- Allows reselling rebranded password-management-as-a-service solutions
N-able Passportal facilitates best practices in password management by allowing users to set strong passwords, enabling teams to automate password changes, and even allowing you to grant or revoke access with role-based access management. It can further help reduce security risk with multifactor authentication. Other notable features of N-able Passportal are:
- The ability to give users their own personal password vaults for personal accounts if needed
- Insights into password management through password data analytics
- Two-way synchronization with Active Directory
☑ LastPass Enterprise
LastPass Enterprise is a password manager built for companies, and it includes easy integration with a wide range of applications, including AWS, Confluence, Dropbox, G Suite, and GitHub Enterprise. It also integrates with identity providers, like Active Directory and Microsoft Azure.
Furthermore, it provides a centralized admin dashboard for managing integrations, user credentials, password policies, and compliance reports. It also allows employees to share passwords securely and revoke access to passwords whenever necessary.

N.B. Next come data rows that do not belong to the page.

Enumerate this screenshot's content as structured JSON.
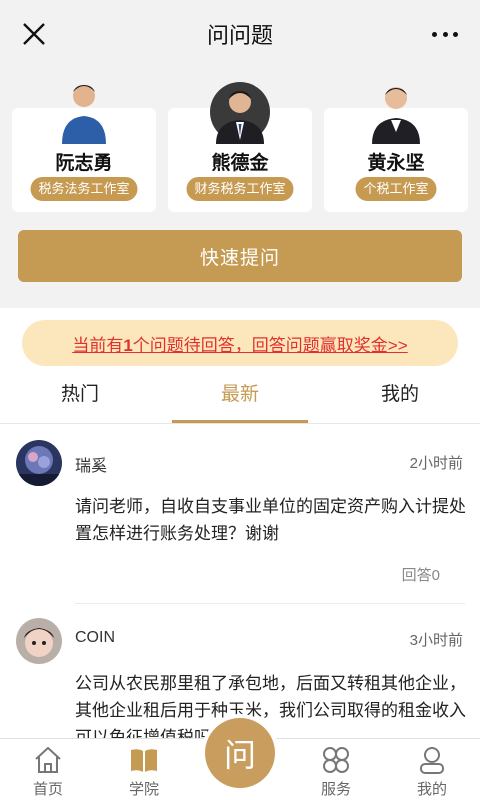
{
  "header": {
    "title": "问问题"
  },
  "experts": [
    {
      "name": "阮志勇",
      "tag": "税务法务工作室"
    },
    {
      "name": "熊德金",
      "tag": "财务税务工作室"
    },
    {
      "name": "黄永坚",
      "tag": "个税工作室"
    }
  ],
  "quick_ask_label": "快速提问",
  "notice": {
    "prefix": "当前有",
    "count": "1",
    "suffix": "个问题待回答，回答问题赢取奖金>>"
  },
  "tabs": [
    "热门",
    "最新",
    "我的"
  ],
  "active_tab": "最新",
  "questions": [
    {
      "user": "瑞奚",
      "time": "2小时前",
      "text": "请问老师，自收自支事业单位的固定资产购入计提处置怎样进行账务处理？谢谢",
      "answers": "回答0"
    },
    {
      "user": "COIN",
      "time": "3小时前",
      "text": "公司从农民那里租了承包地，后面又转租其他企业，其他企业租后用于种玉米，我们公司取得的租金收入可以免征增值税吗?",
      "answers": ""
    }
  ],
  "bottom_nav": [
    {
      "label": "首页",
      "icon": "home-icon"
    },
    {
      "label": "学院",
      "icon": "book-icon"
    },
    {
      "label": "问",
      "icon": "ask-icon"
    },
    {
      "label": "服务",
      "icon": "clover-icon"
    },
    {
      "label": "我的",
      "icon": "user-icon"
    }
  ],
  "colors": {
    "accent": "#c59a52",
    "notice_bg": "#fbe7bb",
    "notice_text": "#e0312f"
  }
}
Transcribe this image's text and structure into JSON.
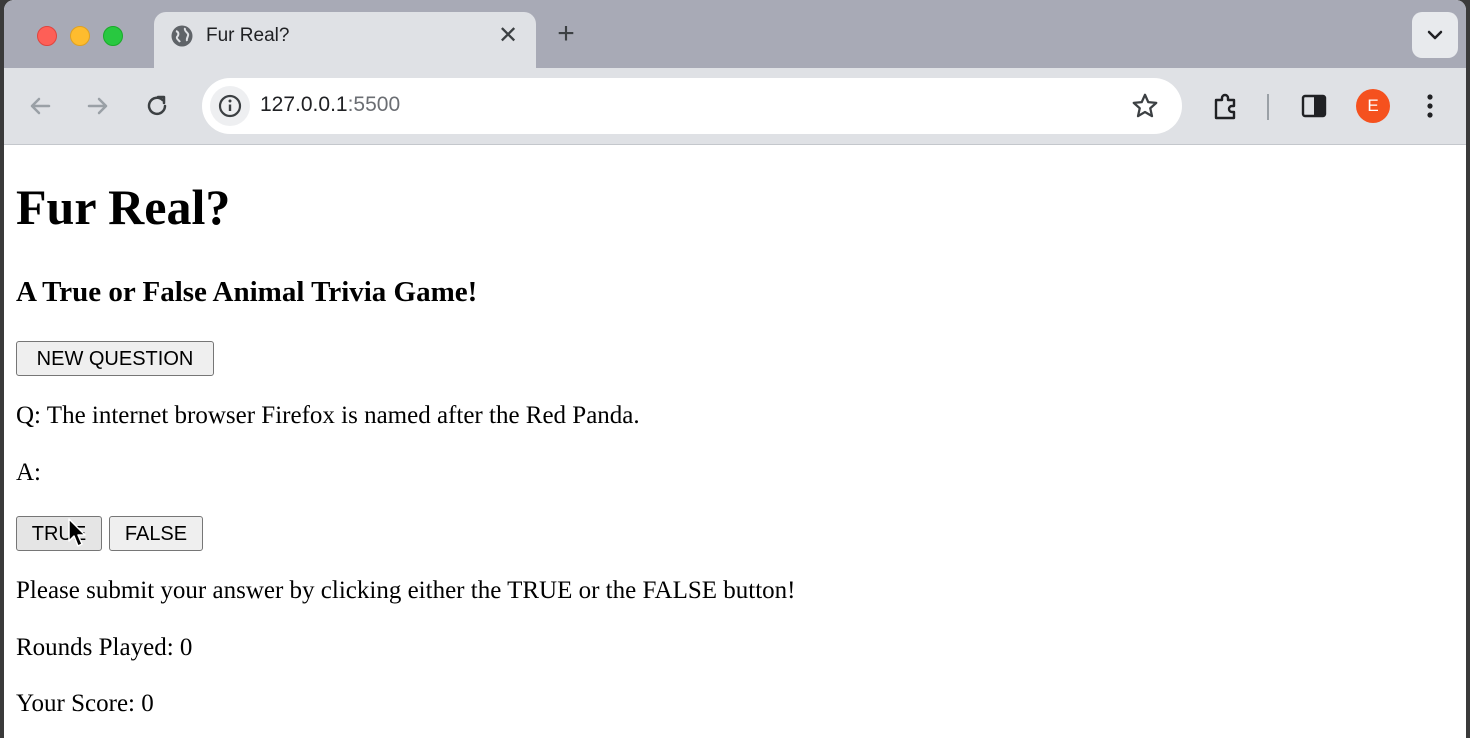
{
  "browser": {
    "tab_title": "Fur Real?",
    "tab_close": "✕",
    "new_tab": "+",
    "url_host": "127.0.0.1",
    "url_port": ":5500",
    "profile_initial": "E"
  },
  "page": {
    "title": "Fur Real?",
    "subtitle": "A True or False Animal Trivia Game!",
    "new_question_label": "NEW QUESTION",
    "question": "Q: The internet browser Firefox is named after the Red Panda.",
    "answer": "A:",
    "true_label": "TRUE",
    "false_label": "FALSE",
    "instruction": "Please submit your answer by clicking either the TRUE or the FALSE button!",
    "rounds": "Rounds Played: 0",
    "score": "Your Score: 0"
  },
  "colors": {
    "avatar": "#f5511e",
    "tabstrip": "#a8aab6",
    "toolbar": "#dfe1e5"
  }
}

☑ Dashlane Business
Dashlane Business offers password management with Active Directory integration and supports SAML 2.0. Besides, organizations can deploy Dashlane to multiple users’ machines in Windows environments using Dashlane’s MSI packages.
It also includes a built-in VPN to improve security when using unsecured networks, like public Wi-Fi networks. It also actively monitors the dark web to find and report any leaked information. Additionally, it offers the Secure Notes feature and allows for managing sensitive information other than usernames and passwords.
☑ 1Password Business
1Password Business provides two notable features in addition to password management: domain breach reports and advanced protection.
Domain breach reports identify any expose information in a known data breach that’s connected to an organization’s email addresses, so you can change any passwords that may be re-used.
Advanced Protection helps set password policies for master passwords, such as blocking or allowing sign-in attempts from specific locations, IP addresses or from outdated 1Password apps. It also allows enforcing multifactor authentication for using 1Password on new devices.
☑ IT Glue
IT Glue offers an IT documentation platform with a password manager feature. This helps link passwords with relevant documentation. It is SOC 2-compliant, allows control of user access at a granular level, and reports passwords that are at risk. Organizations can also create individual user vaults to maintain separate master passwords.
☑ MYKI for Teams
MYKI for Teams takes a different approach to password management. It doesn’t store or manage encrypted passwords and vaults in the cloud; instead, it uses a peer-to-peer protocol with end-to-end encryption. This means all the passwords are stored in local devices of an organization and synchronized within these devices. It also supports two-factor authentication natively and allows password and account sharing.
☑ RoboForm for Business
RoboForm for Business offers SaaS-based password management that provides a centralized dashboard for admins to manage passwords, enforce policies, and generate reports on user activity. It supports multiple admin accounts, allows the creation and management of various groups, and makes it easy to share encrypted passwords with specific groups within an organization. Organizations can manage privileged access using role-based access management and permission delegation.
According to research, the average person deals with 70 to 80 passwords, making it challenging to create unique, strong passwords and remember them. This leads to using similar passwords for multiple accounts and creating passwords that are easy for attackers to guess or crack. On the other hand, tracking and sharing passwords on spreadsheets and filing them in notepads or sticky notes is inefficient and prone to insider attacks. Therefore, it’s helpful to use an EPM that strengthens password security and to gain more in-depth control over password management.